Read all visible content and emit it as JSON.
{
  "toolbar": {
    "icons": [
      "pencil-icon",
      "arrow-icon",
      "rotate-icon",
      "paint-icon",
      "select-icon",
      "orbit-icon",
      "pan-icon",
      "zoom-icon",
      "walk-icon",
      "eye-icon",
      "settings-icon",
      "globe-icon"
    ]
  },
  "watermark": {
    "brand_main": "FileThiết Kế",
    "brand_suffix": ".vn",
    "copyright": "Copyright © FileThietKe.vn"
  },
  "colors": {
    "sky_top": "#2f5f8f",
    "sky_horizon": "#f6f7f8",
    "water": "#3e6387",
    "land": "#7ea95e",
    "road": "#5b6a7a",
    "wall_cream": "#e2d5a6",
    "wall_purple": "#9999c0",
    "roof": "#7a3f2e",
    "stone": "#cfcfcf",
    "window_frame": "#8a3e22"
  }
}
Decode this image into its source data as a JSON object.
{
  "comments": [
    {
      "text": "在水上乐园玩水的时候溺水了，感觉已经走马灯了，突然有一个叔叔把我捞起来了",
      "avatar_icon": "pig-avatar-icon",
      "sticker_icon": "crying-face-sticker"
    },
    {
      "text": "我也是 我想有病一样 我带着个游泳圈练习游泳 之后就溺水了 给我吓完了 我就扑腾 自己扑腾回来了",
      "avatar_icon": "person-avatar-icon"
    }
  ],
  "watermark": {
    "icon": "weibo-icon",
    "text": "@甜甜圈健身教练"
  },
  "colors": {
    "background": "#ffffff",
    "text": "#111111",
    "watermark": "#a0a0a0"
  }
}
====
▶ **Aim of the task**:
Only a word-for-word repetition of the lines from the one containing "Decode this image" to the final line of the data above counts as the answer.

▶ **Written answer**:
Decode this image into its source data as a JSON object.
{
  "comments": [
    {
      "text": "在水上乐园玩水的时候溺水了，感觉已经走马灯了，突然有一个叔叔把我捞起来了",
      "avatar_icon": "pig-avatar-icon",
      "sticker_icon": "crying-face-sticker"
    },
    {
      "text": "我也是 我想有病一样 我带着个游泳圈练习游泳 之后就溺水了 给我吓完了 我就扑腾 自己扑腾回来了",
      "avatar_icon": "person-avatar-icon"
    }
  ],
  "watermark": {
    "icon": "weibo-icon",
    "text": "@甜甜圈健身教练"
  },
  "colors": {
    "background": "#ffffff",
    "text": "#111111",
    "watermark": "#a0a0a0"
  }
}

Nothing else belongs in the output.